A widow who gives all of her meager savings is the epitome of giving, and also not very considerate of herself. But giving of one's life, now that's a different matter. 

 Please listen to the sermon rather than read it.  The text is included for your convenience, but it is not entirely like the delivered version, which includes nuances that can't be read.  

Sermon delivered at Lutheran Church of the Cross in Berkeley. 

November 8, 2015  -  24th Sunday after Pentecost

"Freedom to Sin".  Text is from Mark 12:38-44


Happy Sunday morning to you my sisters and brothers in Christ, saints and sinners, children of God. 

Our gospel situates us comfortably in Mark, right smack dab in another passage that seems to be two completely unrelated parts.  If we had not broken out of the regular reading cycle for the last two weeks by celebrating Reformation and All Saints Day, we would see that we enter this passage, we know that Jesus is in the temple, and therefore the crowd that is watching him is most certainly made up of observant Jews, some of whom are the scribes of whom he speaks. But this also comes on the heels of another encounter with another scribe, one which was positive, and one which the scribe answered rightly and Jesus practically blesses him by saying, "You are not far from the kingdom of God."  

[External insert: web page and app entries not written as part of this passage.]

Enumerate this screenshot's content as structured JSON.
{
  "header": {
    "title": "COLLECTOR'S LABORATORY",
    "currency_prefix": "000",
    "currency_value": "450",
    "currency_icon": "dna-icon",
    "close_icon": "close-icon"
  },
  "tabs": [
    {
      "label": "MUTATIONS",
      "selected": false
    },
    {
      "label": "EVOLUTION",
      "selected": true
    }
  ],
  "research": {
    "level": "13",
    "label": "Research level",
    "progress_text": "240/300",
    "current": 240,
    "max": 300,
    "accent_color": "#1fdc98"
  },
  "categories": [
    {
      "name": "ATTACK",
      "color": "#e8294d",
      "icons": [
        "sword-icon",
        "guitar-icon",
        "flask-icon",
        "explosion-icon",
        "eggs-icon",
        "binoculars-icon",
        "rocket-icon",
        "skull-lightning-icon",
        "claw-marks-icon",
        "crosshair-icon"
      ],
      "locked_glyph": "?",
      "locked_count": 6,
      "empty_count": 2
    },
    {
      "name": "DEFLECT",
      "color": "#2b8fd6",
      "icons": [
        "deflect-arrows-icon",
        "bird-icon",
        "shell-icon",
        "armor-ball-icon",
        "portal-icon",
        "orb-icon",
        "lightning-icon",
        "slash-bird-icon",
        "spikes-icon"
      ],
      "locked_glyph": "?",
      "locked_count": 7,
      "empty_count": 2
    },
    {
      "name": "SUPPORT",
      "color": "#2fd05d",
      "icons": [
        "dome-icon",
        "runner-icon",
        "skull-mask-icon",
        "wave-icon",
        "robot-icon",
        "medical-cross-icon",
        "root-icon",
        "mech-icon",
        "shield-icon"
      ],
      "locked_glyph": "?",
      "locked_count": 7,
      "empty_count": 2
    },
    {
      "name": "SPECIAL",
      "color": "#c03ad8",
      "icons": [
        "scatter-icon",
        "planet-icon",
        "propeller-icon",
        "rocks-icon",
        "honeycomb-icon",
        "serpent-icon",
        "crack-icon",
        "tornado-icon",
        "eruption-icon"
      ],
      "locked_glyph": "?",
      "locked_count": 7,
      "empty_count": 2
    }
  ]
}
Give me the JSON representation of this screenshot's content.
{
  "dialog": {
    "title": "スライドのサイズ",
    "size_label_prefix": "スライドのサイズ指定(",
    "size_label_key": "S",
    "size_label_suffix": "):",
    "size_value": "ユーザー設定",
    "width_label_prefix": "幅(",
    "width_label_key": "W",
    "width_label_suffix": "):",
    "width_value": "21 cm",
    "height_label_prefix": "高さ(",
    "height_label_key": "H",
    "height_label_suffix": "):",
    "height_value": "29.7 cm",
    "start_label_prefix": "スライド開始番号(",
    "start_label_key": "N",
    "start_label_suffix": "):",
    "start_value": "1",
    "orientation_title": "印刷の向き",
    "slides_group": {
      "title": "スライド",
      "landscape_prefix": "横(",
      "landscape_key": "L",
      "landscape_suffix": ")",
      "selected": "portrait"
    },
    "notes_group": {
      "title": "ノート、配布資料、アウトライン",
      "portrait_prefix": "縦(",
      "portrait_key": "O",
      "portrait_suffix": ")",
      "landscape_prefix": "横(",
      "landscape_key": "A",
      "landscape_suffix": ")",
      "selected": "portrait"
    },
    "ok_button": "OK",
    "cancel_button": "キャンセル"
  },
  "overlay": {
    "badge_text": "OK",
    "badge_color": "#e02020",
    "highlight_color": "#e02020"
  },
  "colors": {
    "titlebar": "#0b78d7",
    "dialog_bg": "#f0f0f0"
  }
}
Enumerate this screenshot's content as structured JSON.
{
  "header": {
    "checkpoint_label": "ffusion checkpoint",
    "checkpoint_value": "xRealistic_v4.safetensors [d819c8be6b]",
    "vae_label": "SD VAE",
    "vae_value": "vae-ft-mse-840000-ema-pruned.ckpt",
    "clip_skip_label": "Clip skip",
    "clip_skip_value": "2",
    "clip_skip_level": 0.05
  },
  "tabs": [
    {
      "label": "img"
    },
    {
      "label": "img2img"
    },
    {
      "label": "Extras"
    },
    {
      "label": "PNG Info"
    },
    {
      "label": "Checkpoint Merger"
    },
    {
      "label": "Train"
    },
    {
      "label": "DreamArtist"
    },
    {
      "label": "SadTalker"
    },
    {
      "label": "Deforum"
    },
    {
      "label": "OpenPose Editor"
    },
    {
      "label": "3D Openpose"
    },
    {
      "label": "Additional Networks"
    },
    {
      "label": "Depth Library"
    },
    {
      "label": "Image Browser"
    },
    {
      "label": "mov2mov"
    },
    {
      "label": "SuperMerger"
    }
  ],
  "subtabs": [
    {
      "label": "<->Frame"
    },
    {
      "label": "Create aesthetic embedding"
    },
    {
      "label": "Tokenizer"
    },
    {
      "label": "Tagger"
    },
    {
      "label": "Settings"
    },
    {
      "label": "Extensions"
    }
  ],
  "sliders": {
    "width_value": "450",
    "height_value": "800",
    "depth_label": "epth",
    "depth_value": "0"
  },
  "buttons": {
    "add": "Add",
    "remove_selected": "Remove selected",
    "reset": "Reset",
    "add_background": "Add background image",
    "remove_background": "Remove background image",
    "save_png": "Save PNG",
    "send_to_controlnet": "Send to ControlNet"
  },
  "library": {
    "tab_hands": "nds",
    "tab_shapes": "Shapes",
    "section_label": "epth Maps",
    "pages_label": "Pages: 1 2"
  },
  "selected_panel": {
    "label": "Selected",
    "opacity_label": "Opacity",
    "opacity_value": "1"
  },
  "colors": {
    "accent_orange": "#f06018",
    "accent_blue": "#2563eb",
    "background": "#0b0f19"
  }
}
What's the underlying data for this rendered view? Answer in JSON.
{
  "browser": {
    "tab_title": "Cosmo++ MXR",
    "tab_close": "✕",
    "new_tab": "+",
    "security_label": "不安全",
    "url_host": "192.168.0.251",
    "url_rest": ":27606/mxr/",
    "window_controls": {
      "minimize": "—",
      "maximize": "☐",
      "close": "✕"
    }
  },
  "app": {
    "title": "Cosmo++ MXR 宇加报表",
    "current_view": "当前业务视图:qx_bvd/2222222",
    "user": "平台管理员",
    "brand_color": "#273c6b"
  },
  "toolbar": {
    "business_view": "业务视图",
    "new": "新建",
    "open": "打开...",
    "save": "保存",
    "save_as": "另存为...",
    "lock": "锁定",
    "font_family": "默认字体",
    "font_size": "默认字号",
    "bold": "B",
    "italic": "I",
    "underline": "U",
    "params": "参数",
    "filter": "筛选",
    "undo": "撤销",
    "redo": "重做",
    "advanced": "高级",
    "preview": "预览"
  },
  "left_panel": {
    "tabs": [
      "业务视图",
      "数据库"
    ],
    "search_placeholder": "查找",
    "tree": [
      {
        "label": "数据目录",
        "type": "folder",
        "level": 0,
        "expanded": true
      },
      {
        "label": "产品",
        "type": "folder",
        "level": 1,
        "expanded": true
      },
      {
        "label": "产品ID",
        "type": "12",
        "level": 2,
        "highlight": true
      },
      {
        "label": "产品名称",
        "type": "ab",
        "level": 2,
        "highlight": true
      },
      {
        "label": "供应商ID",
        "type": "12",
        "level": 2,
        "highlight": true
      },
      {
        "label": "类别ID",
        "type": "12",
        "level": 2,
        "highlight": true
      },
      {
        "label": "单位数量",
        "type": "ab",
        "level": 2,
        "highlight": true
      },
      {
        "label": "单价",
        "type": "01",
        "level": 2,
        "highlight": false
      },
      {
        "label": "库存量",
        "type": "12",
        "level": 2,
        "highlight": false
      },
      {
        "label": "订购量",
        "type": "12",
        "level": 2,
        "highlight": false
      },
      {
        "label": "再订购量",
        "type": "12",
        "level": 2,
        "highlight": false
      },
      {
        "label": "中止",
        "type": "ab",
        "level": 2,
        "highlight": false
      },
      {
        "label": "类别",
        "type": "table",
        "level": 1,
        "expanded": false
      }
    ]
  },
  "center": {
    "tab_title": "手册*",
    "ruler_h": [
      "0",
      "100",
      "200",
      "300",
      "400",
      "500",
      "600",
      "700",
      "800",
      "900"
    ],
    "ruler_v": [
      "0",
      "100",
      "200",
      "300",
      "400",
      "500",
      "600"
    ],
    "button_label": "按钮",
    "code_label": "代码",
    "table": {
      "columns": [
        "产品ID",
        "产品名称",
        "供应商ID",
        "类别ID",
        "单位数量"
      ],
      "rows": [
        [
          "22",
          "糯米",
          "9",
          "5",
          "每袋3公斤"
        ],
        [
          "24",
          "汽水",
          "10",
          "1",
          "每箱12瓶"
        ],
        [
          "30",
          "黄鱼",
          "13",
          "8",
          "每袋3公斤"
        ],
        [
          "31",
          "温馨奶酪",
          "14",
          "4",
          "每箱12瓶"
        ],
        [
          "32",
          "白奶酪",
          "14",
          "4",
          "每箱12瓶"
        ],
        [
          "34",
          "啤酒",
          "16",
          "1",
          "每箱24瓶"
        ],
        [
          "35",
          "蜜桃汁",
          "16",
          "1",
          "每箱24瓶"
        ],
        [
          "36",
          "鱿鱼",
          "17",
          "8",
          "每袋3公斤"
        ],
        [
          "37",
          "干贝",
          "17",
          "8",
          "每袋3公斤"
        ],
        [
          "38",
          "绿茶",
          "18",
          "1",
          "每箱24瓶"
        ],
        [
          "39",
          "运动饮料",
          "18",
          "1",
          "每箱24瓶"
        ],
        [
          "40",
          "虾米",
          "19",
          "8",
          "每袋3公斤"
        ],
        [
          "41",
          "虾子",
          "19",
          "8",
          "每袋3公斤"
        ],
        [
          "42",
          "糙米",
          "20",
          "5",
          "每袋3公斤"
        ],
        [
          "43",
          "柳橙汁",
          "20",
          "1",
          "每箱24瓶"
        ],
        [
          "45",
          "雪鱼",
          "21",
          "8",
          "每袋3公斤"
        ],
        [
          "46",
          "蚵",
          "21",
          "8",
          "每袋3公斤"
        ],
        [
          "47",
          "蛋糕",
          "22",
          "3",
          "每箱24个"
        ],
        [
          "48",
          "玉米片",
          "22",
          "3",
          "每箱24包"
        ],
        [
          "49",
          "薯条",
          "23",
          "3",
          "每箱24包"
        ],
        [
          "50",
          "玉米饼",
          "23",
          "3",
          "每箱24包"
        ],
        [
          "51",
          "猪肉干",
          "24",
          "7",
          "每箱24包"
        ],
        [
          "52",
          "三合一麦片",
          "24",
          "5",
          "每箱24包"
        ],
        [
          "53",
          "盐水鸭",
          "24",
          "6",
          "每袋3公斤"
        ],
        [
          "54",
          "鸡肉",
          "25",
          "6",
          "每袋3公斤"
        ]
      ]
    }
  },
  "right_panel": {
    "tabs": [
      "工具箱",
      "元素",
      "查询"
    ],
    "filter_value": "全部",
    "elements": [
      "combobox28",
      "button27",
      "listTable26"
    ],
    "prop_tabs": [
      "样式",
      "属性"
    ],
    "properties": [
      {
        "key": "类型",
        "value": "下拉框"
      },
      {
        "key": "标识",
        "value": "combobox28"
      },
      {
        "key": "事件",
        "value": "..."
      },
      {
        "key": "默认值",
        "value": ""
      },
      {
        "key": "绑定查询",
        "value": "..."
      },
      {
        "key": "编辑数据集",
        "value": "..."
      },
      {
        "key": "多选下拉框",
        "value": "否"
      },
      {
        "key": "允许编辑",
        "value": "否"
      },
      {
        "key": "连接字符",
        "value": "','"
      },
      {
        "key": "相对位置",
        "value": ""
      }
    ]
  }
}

Worried about the final destination of your friends and relatives? The grace of God reminds us that we don't have to worry. All of us have the potential to be sinners and saints.  In remembrance of those who have moved on in the last year, including those people killed by police. 

 Please listen to the sermon rather than read it.  The text is included for your convenience, but it is not entirely like the delivered version, which includes nuances that can't be read.  

Sermon delivered at Lutheran Church of the Cross in Berkeley. 

November 1, 2015  - All Saints Sunday

"Freedom to Sin".  Text is from Revelation 21:1-6 and  John 11:32-44


Good morning my sisters and brothers, saints and sinners, children of God.

I find the story of Lazarus being raised out of his tomb a curiously maudlin one for All Saints Sunday, mainly because its content is about the restoration of an old life rather than the resurrection of a new life, and also more about Jesus's love and the power of Christ. Very simply, what we have is a man who Jesus loved like few others, and whose loss Jesus was so distraught by, that he called on God to bring him back again. And this was done at a time of great tension between Jesus, his followers and the Judaens, who are yet looking for a Messiah to lead their people from bonds of their Roman overlords. Jesus as much as says it. The tomb is engulfed of the stench of Lazarus's body, 4 days dead. Jesus speaks, not so much that God will act but that the people watching will see his power and believe. And Lazarus is risen once more.  

Powered by Movable Type 5.14-en

About this Archive

This page is an archive of entries from November 2015 listed from newest to oldest.

October 2015 is the previous archive.

December 2015 is the next archive.

Find recent content on the main index or look in the archives to find all content.

About the Author

I *am* Cary Bass-Deschenes
Written by Cary Bass-Deschenes
Website © Cary Bass-Deschenes, 2003-2014. All of the content on this website is available under the CC-BY-SA 3.0 license unless otherwise indicated.